Battle Mountain students prepping for the Solar Rollers Trophy Race

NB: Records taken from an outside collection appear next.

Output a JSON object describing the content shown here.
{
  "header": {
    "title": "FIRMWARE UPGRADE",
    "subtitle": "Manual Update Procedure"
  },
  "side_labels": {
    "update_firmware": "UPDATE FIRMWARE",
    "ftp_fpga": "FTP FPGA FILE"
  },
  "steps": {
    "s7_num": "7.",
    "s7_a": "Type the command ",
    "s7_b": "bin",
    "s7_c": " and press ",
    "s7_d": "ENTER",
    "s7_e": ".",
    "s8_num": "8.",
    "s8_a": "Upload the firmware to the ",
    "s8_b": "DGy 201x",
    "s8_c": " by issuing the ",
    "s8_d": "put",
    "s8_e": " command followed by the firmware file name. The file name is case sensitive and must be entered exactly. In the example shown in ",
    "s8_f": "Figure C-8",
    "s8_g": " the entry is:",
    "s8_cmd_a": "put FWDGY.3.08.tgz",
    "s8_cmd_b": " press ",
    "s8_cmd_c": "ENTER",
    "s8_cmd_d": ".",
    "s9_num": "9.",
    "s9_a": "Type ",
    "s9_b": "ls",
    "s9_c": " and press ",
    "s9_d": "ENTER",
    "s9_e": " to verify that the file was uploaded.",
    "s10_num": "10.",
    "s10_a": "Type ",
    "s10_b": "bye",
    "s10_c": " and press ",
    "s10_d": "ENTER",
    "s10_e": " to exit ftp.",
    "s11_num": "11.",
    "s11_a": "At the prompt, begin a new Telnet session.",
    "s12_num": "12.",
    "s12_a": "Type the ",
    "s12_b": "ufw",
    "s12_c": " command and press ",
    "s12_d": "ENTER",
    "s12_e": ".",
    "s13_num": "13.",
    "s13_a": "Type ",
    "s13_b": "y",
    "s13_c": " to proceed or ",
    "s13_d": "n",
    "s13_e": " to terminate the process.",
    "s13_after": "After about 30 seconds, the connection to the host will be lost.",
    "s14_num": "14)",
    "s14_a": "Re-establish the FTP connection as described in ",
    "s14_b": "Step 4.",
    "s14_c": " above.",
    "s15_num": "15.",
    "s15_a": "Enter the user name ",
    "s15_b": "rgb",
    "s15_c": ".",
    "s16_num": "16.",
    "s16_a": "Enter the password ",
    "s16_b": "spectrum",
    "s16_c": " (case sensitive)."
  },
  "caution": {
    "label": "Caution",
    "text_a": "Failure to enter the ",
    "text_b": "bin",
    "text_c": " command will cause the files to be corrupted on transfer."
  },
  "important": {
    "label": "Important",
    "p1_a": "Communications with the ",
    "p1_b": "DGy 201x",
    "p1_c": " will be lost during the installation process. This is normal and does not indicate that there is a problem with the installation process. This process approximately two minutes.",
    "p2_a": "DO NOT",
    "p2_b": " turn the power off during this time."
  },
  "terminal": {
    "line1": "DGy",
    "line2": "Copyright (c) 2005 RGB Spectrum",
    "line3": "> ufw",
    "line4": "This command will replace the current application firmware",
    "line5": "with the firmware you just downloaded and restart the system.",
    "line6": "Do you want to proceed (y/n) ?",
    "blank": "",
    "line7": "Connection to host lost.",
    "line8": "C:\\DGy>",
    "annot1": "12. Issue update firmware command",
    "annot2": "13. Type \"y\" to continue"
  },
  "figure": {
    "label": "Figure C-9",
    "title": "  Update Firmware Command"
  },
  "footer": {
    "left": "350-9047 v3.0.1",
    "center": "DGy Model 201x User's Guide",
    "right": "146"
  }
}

EDWARDS — George Jouflas does not tinker — he designs and redesigns. Take the solar powered remote control car his Battle Mountain High School crew is building for the Solar Rollers Trophy Race. He's rebuilding the suspension to work like a Formula 1 car or Grand Prix racing motorcycle. Then, he created some kind of traction control. The team is also doing some amazing things to save weight because it's battery powered. The lighter it is, the longer and faster it will run. He isn't saying how any of this works because it's a Solar Roller race, after all, and someone has to win. "It might as well be us," he said smiling. Noah Davis runs Energetics Education, a regional nonprofit that helps young people create solutions for the world's energy issues. One way to learn that is to design, build and race solar-powered remote control race cars. Solar Rollers is their flagship program. All kinds of parts go to teams of high school kids all around the region, and the kids make the cars function. They run on sunshine for at least an hour. How much longer than that is what they'll determine later this month when they gather at Glenwood Springs High School to race, and pray that Ra the Egyptian sun god is having a good day. It turns out that the only other place doing this is technical colleges in France. When TSA means something good Daniel Lewandowski teaches technology at Battle Mountain High School and runs the school's Technology Student Association. That's where their Solar Roller crew is from. It started as an after-school program for kids who love technology. Not gamers. These are kids who can take stuff apart, which any rock-wielding troglodyte can do. They put it back together and make it work properly, or better than it did before. This is Davis's second year to lead the regional project. The first year was a success, as well as what you'd call "a character building adventure" for the four teams from four schools who competed. He procured a bunch of parts he thought should go in a solar car. Some worked, some didn't, but when the green flag dropped the cars performed admirably, racing at the national energy laboratory in Golden. This year, 10 teams from seven regional high schools will compete in the race. "It's an energy-based competition. They're trying to make the most of solar energy," Davis said. "They have to understand how it works and how to design it." The instructions are pretty simple. Cars have a solar panel to collect sunlight. The teams have design freedom, but the cars tend to look alike because Davis gives them a big box of identical parts. What they do with those parts, though, is entirely up to them. The teams show up with their cars and have 30 minutes to charge them. Then the green flag drops and they race for an hour. Like Le Mans, they trade out drivers periodically. The teams wear matching suits. Pit crew kids even have all their tools waiting for something to break. The competition is broken into five segments: A team panel quiz, photovoltaic top speed (no battery), top speed with storage (sunlight plus battery), 2 laps on the course powered only by sunlight, main circuit race consisting of 30 minutes to charge empty batteries followed by 60 minutes of circuit racing. The green flag drops on May 17 at Glenwood Springs High School.